Furthermore, in 1864-1914, so in the period between the fall of the January Uprising and the outbreak of the Great War, a new generation of young Poles unburdened with the experience of defeat, raised in a patriotic spirit, hardened in the fire of the reality of Kulturkampf, emergency laws and the removal of the Polish language from education and administration, and school strikes, was born and brought up. It was therefore natural that activists started to form secret, formally self-educational organisations which, in fact, focused on pro-independence activity.
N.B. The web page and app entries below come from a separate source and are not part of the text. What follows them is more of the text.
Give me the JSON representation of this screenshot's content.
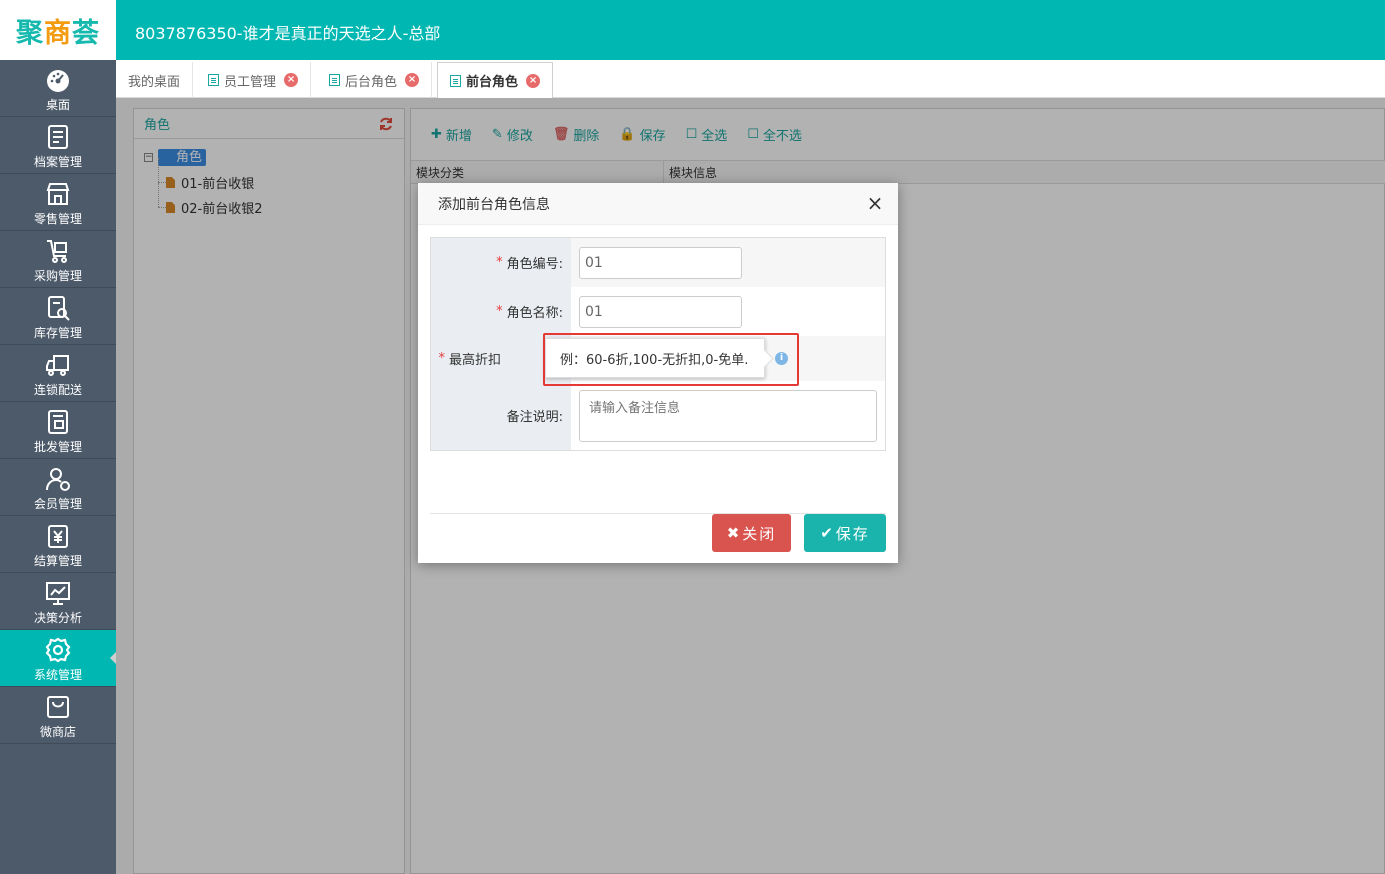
{
  "app": {
    "logo": {
      "part1": "聚",
      "part2": "商",
      "part3": "荟"
    },
    "company_title": "8037876350-谁才是真正的天选之人-总部"
  },
  "sidebar": {
    "items": [
      {
        "label": "桌面",
        "icon": "dashboard-icon"
      },
      {
        "label": "档案管理",
        "icon": "archive-icon"
      },
      {
        "label": "零售管理",
        "icon": "store-icon"
      },
      {
        "label": "采购管理",
        "icon": "cart-icon"
      },
      {
        "label": "库存管理",
        "icon": "inventory-icon"
      },
      {
        "label": "连锁配送",
        "icon": "truck-icon"
      },
      {
        "label": "批发管理",
        "icon": "wholesale-icon"
      },
      {
        "label": "会员管理",
        "icon": "member-icon"
      },
      {
        "label": "结算管理",
        "icon": "settlement-icon"
      },
      {
        "label": "决策分析",
        "icon": "analysis-icon"
      },
      {
        "label": "系统管理",
        "icon": "gear-icon",
        "active": true
      },
      {
        "label": "微商店",
        "icon": "shop-bag-icon"
      }
    ]
  },
  "tabs": [
    {
      "label": "我的桌面",
      "closable": false
    },
    {
      "label": "员工管理",
      "closable": true
    },
    {
      "label": "后台角色",
      "closable": true
    },
    {
      "label": "前台角色",
      "closable": true,
      "active": true
    }
  ],
  "left_panel": {
    "title": "角色",
    "tree": {
      "root": "角色",
      "children": [
        "01-前台收银",
        "02-前台收银2"
      ]
    }
  },
  "toolbar": {
    "add": "新增",
    "edit": "修改",
    "delete": "删除",
    "save": "保存",
    "select_all": "全选",
    "select_none": "全不选"
  },
  "grid": {
    "columns": [
      "模块分类",
      "模块信息"
    ]
  },
  "dialog": {
    "title": "添加前台角色信息",
    "fields": {
      "role_code_label": "角色编号:",
      "role_code_value": "01",
      "role_name_label": "角色名称:",
      "role_name_value": "01",
      "max_discount_label": "最高折扣",
      "remark_label": "备注说明:",
      "remark_placeholder": "请输入备注信息"
    },
    "required_mark": "*",
    "close_button": "关闭",
    "save_button": "保存"
  },
  "tooltip": {
    "text": "例：60-6折,100-无折扣,0-免单."
  },
  "colors": {
    "brand": "#00b7b2",
    "sidebar": "#4d5a6a",
    "danger": "#d9534f",
    "highlight": "#e53935"
  }
}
It was all about conspiracy. It must not be forgotten, however, that all of the Polish organisations operating in the Prussian Partition did great educational work. It resulted, among other things, from the specific character of the family and social life of the era when every community, focused around handicraft, religion or sports, took care of the education of their community members, fostered national awareness, organised trips, concerts, amateur theatre performances, feasts, picnics and festive integration meetings and, as far as was possible, also acted as publishers.
In the flames of war
Nearly two million soldiers of Polish nationality served in the armies of the invader countries. 500000 of them passed through the German army, fighting mainly on the toughest, Western Front. It is assumed that at least 148000 of them were killed. Before the rebirth of Poland, the Poles had to fight against each other in opposing armies. It was also they who contributed to the change of the moods within the army, when after several months, victorious marches and battles gave way to a positional war that was long-lasting, near pointless and disastrous to all of the sides of the conflict. The soldiers on the front were occupied with their own affairs, making them unable to influence the situation in their country. However, the Polish youth and the members of the secret organisations who did not go to war did not suspend their activity. From 1915, the Secret Independence Organisation functioned in schools. A year before, “battle groups of ten” had been organised among the scouts, and in May 1915, the “Union” Sports Club", the core activity of which was focused on recreation and independence, was founded. The leading activists and organisers of these associations included Stanisław Nogaj and Zenon Kosidowski. Similar organisations were established in other towns of Greater Poland. On 2 April 1916, the Municipal Scout Quarters, led by Henryk Śniegocki, was founded.